I’m getting quite good on the stepladder now, if I do say so myself. And I may as well, because it’s highly unlikely that anyone else will; certainly the two Southern Hawkers I photographed from the top of it at different points in the day appeared unimpressed.

I’m pretty sure that we had three male SHs in the wild garden today. This one is so fresh and pale that he’s quite distinctive, but comparing the wings in my other photos, I believe that there were two fully mature specimens patrolling as well. I didn’t see the female at any point, but if she didn’t want to be mated she’d stay out of the way while there were males about – there are plenty of other gardens along this lane where she could have hunted in peace, while all the boys were in ours.

I was especially pleased to have captured this photo because it solves a little mystery I’ve been pondering. A few days ago R and I both watched a very fresh, pale hawker flying low to the ground in strong light, and with its markings impossible to distinguish, the most obvious thing about it were its dazzling copper wings. Usually this would suggest a Brown Hawker, but I’ve never seen one in the village before and I was dubious about claiming one now. I almost emailed the County recorder to ask if immature Southern Hawkers can display coppery wings, but he’s a busy man and I didn’t want to waste his time, so I parked the question and waited to see if something would turn up that could answer it for me. And here it is: even in the relatively poor light we had this morning, this young Southern Hawker’s wings are showing a coppery iridescence. Presumably as he matures and they harden they’ll lose this quality, because I haven’t found it in any of my shots of the two older males.

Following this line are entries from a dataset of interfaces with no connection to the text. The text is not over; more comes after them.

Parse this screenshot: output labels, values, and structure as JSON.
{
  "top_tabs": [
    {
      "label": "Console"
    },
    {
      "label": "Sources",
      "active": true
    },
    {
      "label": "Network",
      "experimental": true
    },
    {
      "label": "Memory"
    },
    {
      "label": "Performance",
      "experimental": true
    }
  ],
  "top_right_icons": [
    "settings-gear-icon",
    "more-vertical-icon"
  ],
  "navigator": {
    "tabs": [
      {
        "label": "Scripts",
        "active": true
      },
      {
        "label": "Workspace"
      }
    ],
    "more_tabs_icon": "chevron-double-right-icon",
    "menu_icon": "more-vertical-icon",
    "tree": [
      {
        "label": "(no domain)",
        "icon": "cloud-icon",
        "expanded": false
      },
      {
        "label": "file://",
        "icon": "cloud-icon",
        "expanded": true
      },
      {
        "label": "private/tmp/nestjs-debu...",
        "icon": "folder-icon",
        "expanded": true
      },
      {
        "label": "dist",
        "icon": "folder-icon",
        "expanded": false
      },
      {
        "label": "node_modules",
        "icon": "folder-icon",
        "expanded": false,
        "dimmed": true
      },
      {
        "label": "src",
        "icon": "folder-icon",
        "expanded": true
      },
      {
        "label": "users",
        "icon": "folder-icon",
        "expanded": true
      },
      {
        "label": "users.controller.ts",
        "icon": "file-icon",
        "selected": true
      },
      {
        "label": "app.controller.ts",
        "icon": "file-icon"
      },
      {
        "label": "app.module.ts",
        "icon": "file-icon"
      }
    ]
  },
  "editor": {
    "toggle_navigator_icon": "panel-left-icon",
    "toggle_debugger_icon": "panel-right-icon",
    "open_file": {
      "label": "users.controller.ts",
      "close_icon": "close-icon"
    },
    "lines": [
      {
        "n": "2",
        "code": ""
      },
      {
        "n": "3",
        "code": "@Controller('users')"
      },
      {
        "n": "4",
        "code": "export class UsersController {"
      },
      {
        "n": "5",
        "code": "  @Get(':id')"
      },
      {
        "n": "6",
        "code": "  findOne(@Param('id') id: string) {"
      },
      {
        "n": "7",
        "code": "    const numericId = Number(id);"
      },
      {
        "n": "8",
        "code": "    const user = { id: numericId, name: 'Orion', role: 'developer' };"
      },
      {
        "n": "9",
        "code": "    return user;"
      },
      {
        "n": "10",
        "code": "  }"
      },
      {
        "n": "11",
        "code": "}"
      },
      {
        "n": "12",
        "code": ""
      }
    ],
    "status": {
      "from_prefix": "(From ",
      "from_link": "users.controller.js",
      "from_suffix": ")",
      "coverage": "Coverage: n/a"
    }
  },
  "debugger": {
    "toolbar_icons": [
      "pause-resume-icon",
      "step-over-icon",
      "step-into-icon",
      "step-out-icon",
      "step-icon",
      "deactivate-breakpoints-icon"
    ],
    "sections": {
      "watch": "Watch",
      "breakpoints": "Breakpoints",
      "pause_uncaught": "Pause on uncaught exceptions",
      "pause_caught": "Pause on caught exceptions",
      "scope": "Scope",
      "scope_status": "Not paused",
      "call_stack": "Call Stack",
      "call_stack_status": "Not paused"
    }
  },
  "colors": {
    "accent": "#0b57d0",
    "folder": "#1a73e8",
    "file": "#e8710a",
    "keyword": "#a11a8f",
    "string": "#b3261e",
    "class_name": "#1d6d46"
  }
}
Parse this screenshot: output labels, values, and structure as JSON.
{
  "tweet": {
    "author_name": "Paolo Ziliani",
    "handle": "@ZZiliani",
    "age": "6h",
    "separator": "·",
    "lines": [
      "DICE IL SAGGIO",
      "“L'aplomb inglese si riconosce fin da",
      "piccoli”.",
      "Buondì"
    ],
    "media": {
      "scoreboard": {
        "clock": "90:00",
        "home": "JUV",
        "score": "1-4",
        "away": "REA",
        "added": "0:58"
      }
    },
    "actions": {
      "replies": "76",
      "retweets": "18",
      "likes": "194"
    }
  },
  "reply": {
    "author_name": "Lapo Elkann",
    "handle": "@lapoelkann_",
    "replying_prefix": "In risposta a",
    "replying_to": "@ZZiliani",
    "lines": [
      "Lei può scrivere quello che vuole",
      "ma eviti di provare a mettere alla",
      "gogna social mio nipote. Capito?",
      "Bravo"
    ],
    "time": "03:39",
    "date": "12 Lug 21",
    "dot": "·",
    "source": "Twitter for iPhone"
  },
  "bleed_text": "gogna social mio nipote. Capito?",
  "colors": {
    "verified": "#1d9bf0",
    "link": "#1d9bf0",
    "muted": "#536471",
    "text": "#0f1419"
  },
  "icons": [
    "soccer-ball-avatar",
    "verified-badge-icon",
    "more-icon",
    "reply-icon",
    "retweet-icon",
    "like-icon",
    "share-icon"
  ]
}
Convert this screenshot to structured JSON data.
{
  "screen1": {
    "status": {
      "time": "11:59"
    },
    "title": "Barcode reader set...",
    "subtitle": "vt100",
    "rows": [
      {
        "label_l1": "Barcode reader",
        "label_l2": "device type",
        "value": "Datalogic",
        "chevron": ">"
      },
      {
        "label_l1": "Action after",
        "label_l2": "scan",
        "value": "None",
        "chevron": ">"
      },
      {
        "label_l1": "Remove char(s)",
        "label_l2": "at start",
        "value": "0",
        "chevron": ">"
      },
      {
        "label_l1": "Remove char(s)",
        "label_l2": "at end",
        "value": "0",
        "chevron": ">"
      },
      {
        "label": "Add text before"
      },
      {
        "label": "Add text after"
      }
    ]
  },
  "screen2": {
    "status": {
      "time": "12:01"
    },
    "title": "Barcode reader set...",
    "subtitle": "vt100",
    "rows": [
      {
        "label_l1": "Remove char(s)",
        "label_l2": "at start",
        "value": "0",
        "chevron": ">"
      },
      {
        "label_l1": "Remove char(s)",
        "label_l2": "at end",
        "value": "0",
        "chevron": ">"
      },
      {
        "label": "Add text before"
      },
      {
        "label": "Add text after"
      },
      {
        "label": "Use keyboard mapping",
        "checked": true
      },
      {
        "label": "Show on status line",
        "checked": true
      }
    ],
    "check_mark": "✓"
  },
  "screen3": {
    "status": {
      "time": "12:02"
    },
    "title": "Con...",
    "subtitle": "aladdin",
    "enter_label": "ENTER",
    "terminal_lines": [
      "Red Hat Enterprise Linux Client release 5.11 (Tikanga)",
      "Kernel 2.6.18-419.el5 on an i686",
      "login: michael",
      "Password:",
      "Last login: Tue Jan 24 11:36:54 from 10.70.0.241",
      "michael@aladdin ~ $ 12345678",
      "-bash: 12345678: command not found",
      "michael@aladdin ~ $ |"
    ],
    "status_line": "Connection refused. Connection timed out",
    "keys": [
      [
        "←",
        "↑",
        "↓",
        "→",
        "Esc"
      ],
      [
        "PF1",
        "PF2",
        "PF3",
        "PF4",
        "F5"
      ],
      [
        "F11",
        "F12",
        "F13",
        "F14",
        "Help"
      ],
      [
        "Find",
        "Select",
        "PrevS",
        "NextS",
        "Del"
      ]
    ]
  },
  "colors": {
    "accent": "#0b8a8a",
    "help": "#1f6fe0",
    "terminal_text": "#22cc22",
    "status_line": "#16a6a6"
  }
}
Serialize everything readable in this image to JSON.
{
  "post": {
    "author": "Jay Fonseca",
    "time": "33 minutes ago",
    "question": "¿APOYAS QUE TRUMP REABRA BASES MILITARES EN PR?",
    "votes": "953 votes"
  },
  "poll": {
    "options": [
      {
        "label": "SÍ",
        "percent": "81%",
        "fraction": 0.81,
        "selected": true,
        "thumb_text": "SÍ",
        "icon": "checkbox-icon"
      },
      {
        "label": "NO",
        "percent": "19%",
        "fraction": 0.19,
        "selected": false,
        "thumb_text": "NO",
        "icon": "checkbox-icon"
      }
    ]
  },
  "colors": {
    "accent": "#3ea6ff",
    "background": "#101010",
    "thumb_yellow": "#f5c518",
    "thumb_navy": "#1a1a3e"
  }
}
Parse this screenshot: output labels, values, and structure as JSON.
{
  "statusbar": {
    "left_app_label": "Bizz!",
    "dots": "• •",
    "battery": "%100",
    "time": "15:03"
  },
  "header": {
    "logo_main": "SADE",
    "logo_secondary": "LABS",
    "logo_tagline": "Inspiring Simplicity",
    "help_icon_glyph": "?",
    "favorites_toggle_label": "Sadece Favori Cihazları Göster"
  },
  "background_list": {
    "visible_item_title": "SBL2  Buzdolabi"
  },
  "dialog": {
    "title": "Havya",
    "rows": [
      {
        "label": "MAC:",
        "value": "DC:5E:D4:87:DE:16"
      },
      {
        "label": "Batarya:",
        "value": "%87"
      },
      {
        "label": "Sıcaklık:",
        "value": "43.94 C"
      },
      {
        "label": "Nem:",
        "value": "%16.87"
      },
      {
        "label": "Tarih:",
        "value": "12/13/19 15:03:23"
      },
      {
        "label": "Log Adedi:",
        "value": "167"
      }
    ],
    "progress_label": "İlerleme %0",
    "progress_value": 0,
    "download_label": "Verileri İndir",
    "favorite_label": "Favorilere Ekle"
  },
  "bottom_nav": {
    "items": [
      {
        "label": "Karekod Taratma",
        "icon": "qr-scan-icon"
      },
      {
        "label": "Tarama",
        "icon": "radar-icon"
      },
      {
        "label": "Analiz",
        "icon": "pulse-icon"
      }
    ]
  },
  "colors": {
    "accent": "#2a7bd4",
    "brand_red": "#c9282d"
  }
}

This is Day Two of what the British Dragonfly Society has declared to be Dragonfly Week 2020, and it was nice of Mr S. Hawker to allow me to photograph a dragony phenomenon that I haven’t caught on camera before.